Amid continuing permitting challenges relating to the establishment of new facilities, telecommunication providers in the Philippines serve more customers per site compared to other operators Asia, Globe Telecom said.
According to Globe Chief Information & Technology Officer Gil Genio, user-per-site density in the Philippines is about 2,244, based on estimates of 21,000 total cell sites against internet users of around 47.1 million.
In Vietnam, which is similar in size to the Philippines, has a much lower user-per-site density of only 860, based on total number of cell sites of 55,000 against internet users of 47.3 million, which is also almost equal to the Philippines’ total internet users of 47.1 million. Malaysia, with total cell sites of 22,000 against internet users of 20.6 million has a user-per-site density of 937. Japan with 220,000 cell sites against internet users of 115 million has a user-per-site density of 522 while China with 1.18 million cell sites against internet users totaling 688 million, has a user-per-site density of 566.
Currently, Globe Telecom has a cell site backlog of around 3,000 sites owing to difficulties in securing permits from various local government units, homeowners associations and other government agencies, that cause considerable delay in the construction of such facilities, said Genio. According to him, at least 25 permits are needed to put up one cell sites and the permitting process takes at least 8 months to complete barring major concerns from various agencies.
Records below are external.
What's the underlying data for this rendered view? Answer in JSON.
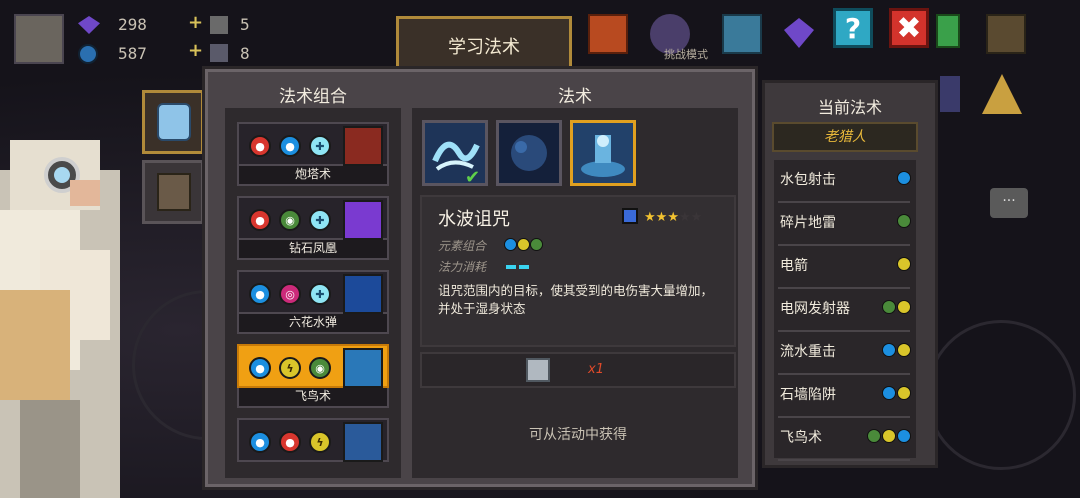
{
  "hud": {
    "gems": "298",
    "gold_coins": "587",
    "material_a": "5",
    "material_b": "8",
    "plus_a": "+",
    "plus_b": "+"
  },
  "buttons": {
    "learn_tab": "学习法术",
    "help": "?",
    "close": "✖",
    "chat": "···"
  },
  "background": {
    "mode_hint": "挑战模式"
  },
  "combos": {
    "title": "法术组合",
    "items": [
      {
        "name": "炮塔术",
        "elements": [
          "fire",
          "water",
          "ice"
        ],
        "art_color": "#8a2a20",
        "active": false
      },
      {
        "name": "钻石凤凰",
        "elements": [
          "fire",
          "earth",
          "ice"
        ],
        "art_color": "#7a3ad0",
        "active": false
      },
      {
        "name": "六花水弹",
        "elements": [
          "water",
          "poison",
          "ice"
        ],
        "art_color": "#1c4a9a",
        "active": false
      },
      {
        "name": "飞鸟术",
        "elements": [
          "water",
          "elec",
          "earth"
        ],
        "art_color": "#2a78b8",
        "active": true
      },
      {
        "name": "",
        "elements": [
          "water",
          "fire",
          "elec"
        ],
        "art_color": "#2a5a9a",
        "active": false
      }
    ]
  },
  "spells": {
    "title": "法术",
    "slots": [
      {
        "icon": "wave-spell-icon",
        "selected": false,
        "learned": true
      },
      {
        "icon": "dark-water-spell-icon",
        "selected": false,
        "learned": false
      },
      {
        "icon": "curse-spell-icon",
        "selected": true,
        "learned": false
      }
    ],
    "detail": {
      "name": "水波诅咒",
      "rarity_stars": 3,
      "max_stars": 5,
      "element_label": "元素组合",
      "mana_label": "法力消耗",
      "description": "诅咒范围内的目标，使其受到的电伤害大量增加，并处于湿身状态",
      "count": "x1",
      "obtain_hint": "可从活动中获得"
    }
  },
  "current": {
    "title": "当前法术",
    "character": "老猎人",
    "items": [
      {
        "name": "水包射击",
        "elements": [
          "water"
        ]
      },
      {
        "name": "碎片地雷",
        "elements": [
          "earth"
        ]
      },
      {
        "name": "电箭",
        "elements": [
          "elec"
        ]
      },
      {
        "name": "电网发射器",
        "elements": [
          "earth",
          "elec"
        ]
      },
      {
        "name": "流水重击",
        "elements": [
          "water",
          "elec"
        ]
      },
      {
        "name": "石墙陷阱",
        "elements": [
          "water",
          "elec"
        ]
      },
      {
        "name": "飞鸟术",
        "elements": [
          "earth",
          "elec",
          "water"
        ]
      }
    ]
  },
  "colors": {
    "fire": "#d8362e",
    "water": "#1c8fe0",
    "ice": "#8fe5f4",
    "earth": "#4a8a3a",
    "elec": "#d9c52a",
    "poison": "#cc2a7a",
    "gold_accent": "#f0a013"
  }
}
He stressed that construction of additional sites is critical in improving internet services in the country, pointing out that this will provide more bandwidth for local internet users.
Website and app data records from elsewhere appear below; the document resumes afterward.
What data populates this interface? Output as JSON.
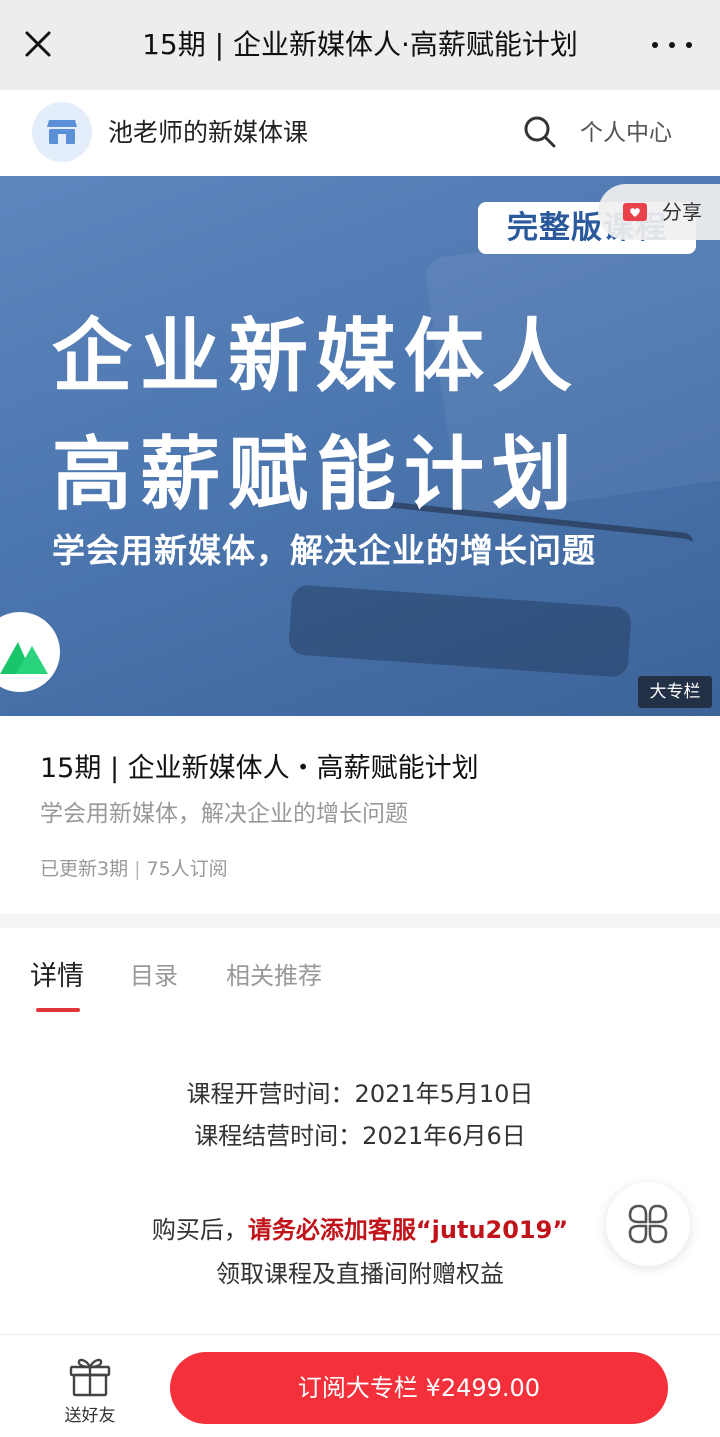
{
  "topbar": {
    "title": "15期 | 企业新媒体人·高薪赋能计划"
  },
  "shop": {
    "name": "池老师的新媒体课",
    "personal_center": "个人中心"
  },
  "banner": {
    "badge": "完整版课程",
    "main_line1": "企业新媒体人",
    "main_line2": "高薪赋能计划",
    "subtitle": "学会用新媒体，解决企业的增长问题",
    "tag": "大专栏",
    "share_label": "分享"
  },
  "course": {
    "title": "15期 | 企业新媒体人・高薪赋能计划",
    "subtitle": "学会用新媒体，解决企业的增长问题",
    "updated": "已更新3期",
    "subscribers": "75人订阅"
  },
  "tabs": [
    {
      "label": "详情",
      "active": true
    },
    {
      "label": "目录",
      "active": false
    },
    {
      "label": "相关推荐",
      "active": false
    }
  ],
  "details": {
    "open_time": "课程开营时间：2021年5月10日",
    "close_time": "课程结营时间：2021年6月6日",
    "notice_prefix": "购买后，",
    "notice_highlight": "请务必添加客服“jutu2019”",
    "notice_suffix": "领取课程及直播间附赠权益"
  },
  "bottom": {
    "gift_label": "送好友",
    "subscribe_label": "订阅大专栏 ¥2499.00"
  },
  "colors": {
    "accent_red": "#f4313a",
    "highlight_red": "#c0141a",
    "banner_blue": "#4d77b0"
  }
}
While some special interest groups have proposed for the adoption of open access model in the Philippines, Genio emphasized that such policy is good only for mature economies with good infrastructure investments. The open access model allows the sharing the physical infrastructure across multiple operators which can contribute significantly to improving cost effectiveness.
In the country, however, such model should be applied only in industries where players contribute infrastructure investment on a reciprocal basis. “The problem is congestion because of disproportionate number of cell sites versus traffic. Tower sharing will not alleviate congestion as current sites are in same locations. Tower co-location will not solve anything if we maintain same number of cell sites; rather, we need to build more sites,” Genio emphasized.
To improve cell site per user density in the Philippines, the government needs to prioritize infrastructure builds for the telco industry. The government, particularly at the local level, should simplify the acquisition process for cell sites and rationalize permitting process including tower fees, he said. He also said spectrum management and monitoring by the National Telecommunications Commission is also important. “Spectrum allocation is a function of site density in order to serve customers effectively. Spectrum must not be left in the hands of private companies that do not use it to benefit consumers,” he said.
Genio said Globe also supports an update on the country’s ICT strategy and plan including the development of a national broadband plan to improve delivery of government services; promote process efficiencies for public service and provide WiFi services in public areas and internet connectivity in public schools. The company also supports calls for an amendment on existing laws as the Telecom Policy Act of 1935 and Republic Act 7925 or the Public Telecommunications Act of 1995 to reflect 21st century requirements and enable rationalization of the management, allocation or assignment of radio frequency spectrum in a manner that is transparent, fair, and economically efficient and effective, he added.